Zoos, aquariums, and wildlife parks are vital centers of animal conservation and management. For nearly fifteen years, these institutions have relied on "Wild Mammals in Captivity" as the essential reference for their work. Now the book reemerges in a completely updated second edition. "Wild Mammals in Captivity" presents the most current thinking and practice in the care and management of wild mammals in zoos and other institutions. In one comprehensive volume, the editors have gathered the most current information from studies of animal behavior; advances in captive breeding; research in physiology, genetics, and nutrition; and new thinking in animal management and welfare. In this edition, more than three-quarters of the text is new, and information from more than seventy-five contributors is thoroughly updated. The standard text for all courses in zoo biology, "Wild Mammals in Captivity" will, in its new incarnation, continue to be used by zoo managers, animal caretakers, researchers, and anyone with an interest in how to manage animals in captive conditions.
You may like...
Zulu Bird Names And Bird Lore
Adrian Koopman Paperback
Adirondack Park - A Wildlands Quilt
Barbara McMartin Paperback
The Durban forest
Mark Matts Hardcover
Chen Jiatong Paperback (1)
Saving the Last Rhinos - The Life of a…
Grant Fowlds, Graham Spence Hardcover (2)
The Last Elephants
Don Pinnock, Colin Bell Paperback
Eden - Updated 15th Anniversary Edition
Tim Smit Paperback (1)
Heart Of A Game Ranger - Stories From A…
Mario Cesare Paperback

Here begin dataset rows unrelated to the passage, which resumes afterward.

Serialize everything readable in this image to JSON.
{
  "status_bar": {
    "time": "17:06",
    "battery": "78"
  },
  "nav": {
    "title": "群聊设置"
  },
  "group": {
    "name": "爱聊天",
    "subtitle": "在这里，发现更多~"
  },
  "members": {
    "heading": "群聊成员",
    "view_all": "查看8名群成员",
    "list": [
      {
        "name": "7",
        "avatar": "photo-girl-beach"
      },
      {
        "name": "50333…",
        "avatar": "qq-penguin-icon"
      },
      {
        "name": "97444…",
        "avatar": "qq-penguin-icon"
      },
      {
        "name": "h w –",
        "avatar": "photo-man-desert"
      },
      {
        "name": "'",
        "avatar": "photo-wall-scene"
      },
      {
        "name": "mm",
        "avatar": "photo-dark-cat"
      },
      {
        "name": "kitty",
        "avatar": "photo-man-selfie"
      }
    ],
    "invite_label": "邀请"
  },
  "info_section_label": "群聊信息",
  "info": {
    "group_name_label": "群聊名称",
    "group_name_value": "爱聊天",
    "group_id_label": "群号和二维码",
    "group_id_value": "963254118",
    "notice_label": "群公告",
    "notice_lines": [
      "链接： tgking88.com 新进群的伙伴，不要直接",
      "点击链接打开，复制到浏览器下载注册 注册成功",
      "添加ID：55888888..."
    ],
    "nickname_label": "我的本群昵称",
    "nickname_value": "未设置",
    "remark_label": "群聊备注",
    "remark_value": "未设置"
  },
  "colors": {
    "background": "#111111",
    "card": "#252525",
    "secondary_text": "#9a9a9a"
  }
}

The Elephant Whisperer - Learning About…
Lawrence Anthony, Graham Spence Paperback (1)
Operation Lock And The War On Rhino…
John Hanks Paperback (1)